Data records for software interfaces
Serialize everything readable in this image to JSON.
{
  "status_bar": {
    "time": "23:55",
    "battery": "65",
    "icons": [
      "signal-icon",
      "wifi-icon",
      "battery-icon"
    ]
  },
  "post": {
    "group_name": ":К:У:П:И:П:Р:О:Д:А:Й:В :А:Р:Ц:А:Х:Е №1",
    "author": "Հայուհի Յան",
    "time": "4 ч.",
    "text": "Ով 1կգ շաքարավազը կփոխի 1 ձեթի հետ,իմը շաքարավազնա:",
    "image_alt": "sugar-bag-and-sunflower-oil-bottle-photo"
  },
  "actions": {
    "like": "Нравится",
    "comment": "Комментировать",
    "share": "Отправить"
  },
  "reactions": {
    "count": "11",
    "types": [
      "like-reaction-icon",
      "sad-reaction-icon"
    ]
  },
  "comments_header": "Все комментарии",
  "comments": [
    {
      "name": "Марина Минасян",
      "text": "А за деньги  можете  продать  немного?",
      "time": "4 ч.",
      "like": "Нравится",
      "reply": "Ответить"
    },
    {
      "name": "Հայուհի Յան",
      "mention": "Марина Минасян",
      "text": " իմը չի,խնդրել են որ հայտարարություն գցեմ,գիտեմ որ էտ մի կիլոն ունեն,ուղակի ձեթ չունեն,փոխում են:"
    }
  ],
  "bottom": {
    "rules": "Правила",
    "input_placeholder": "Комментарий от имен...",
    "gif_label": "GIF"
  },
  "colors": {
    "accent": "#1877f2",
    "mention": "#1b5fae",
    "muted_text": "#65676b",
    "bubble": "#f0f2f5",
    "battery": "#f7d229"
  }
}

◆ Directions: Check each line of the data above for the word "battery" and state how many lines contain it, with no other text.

◆ Solution to this problem: 3